                                prlen = blockEnd[state++];
#endif
                                for (j = 0; j < prlen; ++j) 
#if defined(ARDUINO) && !defined(CORE_TEENSY) && !defined(ESP32)
                                    pmin = (int32_t)pgm_read_dword((uint32_t*)
                                           (blockEnd + (state++)));
                                    pmax = (int32_t)pgm_read_dword((uint32_t*)
                                           (blockEnd + (state++)));
#else
                                    pmin = blockEnd[state++];
                                    pmax = blockEnd[state++];
#endif
                                    if (ch < pmin) 
                                        break;
                                    
                                    if (ch <= pmax) 
                                        if (result.length < 256) 
                                            result.capture[result.length++] = ch;
                                        
                                        ch = callback(&adv, callback_state);
                                        ++cursorPos;
                                        state = tto;
                                        done = 0;
                                        goto start_block_end;
                                    
                                
                            
                        }
                        if (acc != -1) 
                            return result;
                        
                        else 
                            if (result.length < 256) 
                                result.capture[result.length++] = ch;
                            
                            ch = callback(&adv, callback_state);
                            ++cursorPos;
                        
                        state = 0;
                    }
                    state = 0;
                    continue;
                }
                else 
                    if (result.length > 0) 
                        return result;
                    
                
            }
            ch = callback(&adv, callback_state);
            ++cursorPos;
            state = 0;
        }
    }
    result.length = 0;
    return result;
}

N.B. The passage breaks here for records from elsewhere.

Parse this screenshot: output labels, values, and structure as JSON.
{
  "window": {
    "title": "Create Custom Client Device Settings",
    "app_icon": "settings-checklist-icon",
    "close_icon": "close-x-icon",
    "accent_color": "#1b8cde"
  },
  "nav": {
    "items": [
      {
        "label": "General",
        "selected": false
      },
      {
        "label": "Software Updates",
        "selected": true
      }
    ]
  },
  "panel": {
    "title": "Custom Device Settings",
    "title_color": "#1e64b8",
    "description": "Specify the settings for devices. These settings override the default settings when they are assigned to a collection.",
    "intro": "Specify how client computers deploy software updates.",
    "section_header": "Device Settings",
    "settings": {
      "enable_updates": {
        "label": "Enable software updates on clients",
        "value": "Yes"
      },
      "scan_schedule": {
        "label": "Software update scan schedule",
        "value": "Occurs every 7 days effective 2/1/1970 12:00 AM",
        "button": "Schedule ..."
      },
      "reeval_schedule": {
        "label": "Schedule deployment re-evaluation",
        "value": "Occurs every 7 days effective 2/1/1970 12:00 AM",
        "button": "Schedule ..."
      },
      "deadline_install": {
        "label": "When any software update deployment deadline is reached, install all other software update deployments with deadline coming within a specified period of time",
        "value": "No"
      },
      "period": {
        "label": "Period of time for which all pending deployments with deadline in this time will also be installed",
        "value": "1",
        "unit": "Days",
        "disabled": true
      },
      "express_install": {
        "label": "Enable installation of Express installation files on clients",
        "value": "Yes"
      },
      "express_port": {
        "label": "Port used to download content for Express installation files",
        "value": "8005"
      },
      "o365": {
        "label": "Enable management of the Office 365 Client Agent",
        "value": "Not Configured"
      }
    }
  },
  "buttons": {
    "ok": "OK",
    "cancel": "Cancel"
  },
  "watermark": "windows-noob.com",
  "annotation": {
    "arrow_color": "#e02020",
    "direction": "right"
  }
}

It’s provided as a curiosity for the interested reader. Note that the blockend portion is only generated if used. Anyway, we aren’t going to explore it in detail because it walks arrays that are generated from the regular expression, and by the time those arrays are cooked, all of the interesting logic is baked in. Walking it is efficient, but not intuitive.

History

  • 5th September, 2022 – Initial submission
  • 15th September, 2022 – Made code generation more compact by eliminating blockend code if not used.


Just a shiny lil monster. Casts spells in C++. Mostly harmless.